__What the task requires__. Check each line of the entries for "name" and report the ones that have it.

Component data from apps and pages
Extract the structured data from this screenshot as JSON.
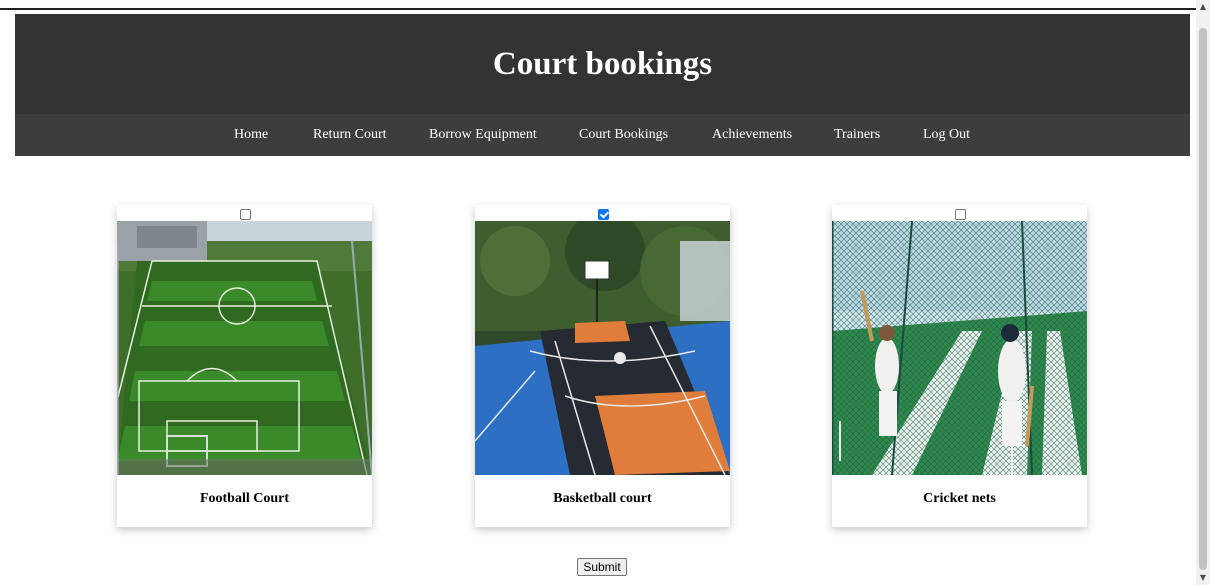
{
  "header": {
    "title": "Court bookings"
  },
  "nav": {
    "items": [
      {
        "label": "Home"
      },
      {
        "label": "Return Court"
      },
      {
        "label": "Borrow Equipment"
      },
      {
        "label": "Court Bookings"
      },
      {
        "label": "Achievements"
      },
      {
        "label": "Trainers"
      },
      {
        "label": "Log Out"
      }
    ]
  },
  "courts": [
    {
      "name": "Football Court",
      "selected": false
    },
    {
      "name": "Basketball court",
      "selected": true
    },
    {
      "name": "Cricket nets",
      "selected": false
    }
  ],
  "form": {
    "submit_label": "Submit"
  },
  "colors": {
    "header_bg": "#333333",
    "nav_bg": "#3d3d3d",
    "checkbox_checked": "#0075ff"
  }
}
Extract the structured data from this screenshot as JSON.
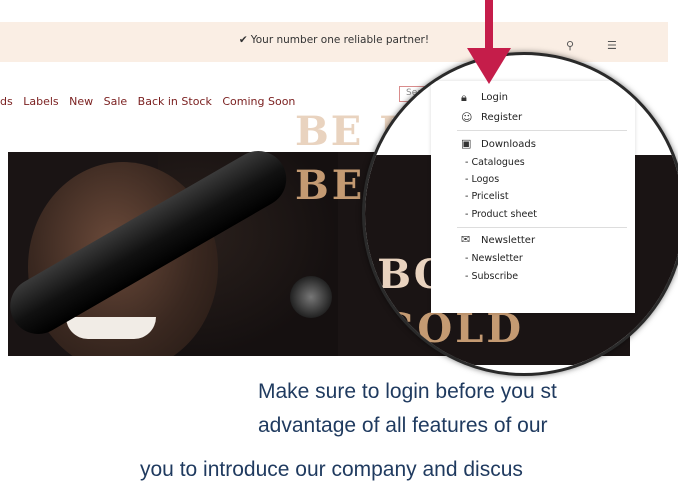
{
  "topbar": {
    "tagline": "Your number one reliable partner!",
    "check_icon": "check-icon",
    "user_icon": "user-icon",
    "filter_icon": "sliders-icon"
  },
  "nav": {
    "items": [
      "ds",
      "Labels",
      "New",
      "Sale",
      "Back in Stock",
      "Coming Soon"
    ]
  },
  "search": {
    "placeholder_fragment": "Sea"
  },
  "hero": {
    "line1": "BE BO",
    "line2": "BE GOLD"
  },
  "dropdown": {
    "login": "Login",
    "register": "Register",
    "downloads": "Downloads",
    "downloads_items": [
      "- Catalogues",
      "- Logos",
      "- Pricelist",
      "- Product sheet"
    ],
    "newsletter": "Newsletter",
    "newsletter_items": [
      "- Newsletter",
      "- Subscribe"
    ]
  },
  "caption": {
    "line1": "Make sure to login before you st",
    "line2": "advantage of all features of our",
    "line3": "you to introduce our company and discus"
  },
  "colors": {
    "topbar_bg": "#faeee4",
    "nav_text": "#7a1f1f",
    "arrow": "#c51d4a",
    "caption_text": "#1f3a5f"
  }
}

__Response area__.
      "name": "Football Court",
      "name": "Basketball court",
      "name": "Cricket nets",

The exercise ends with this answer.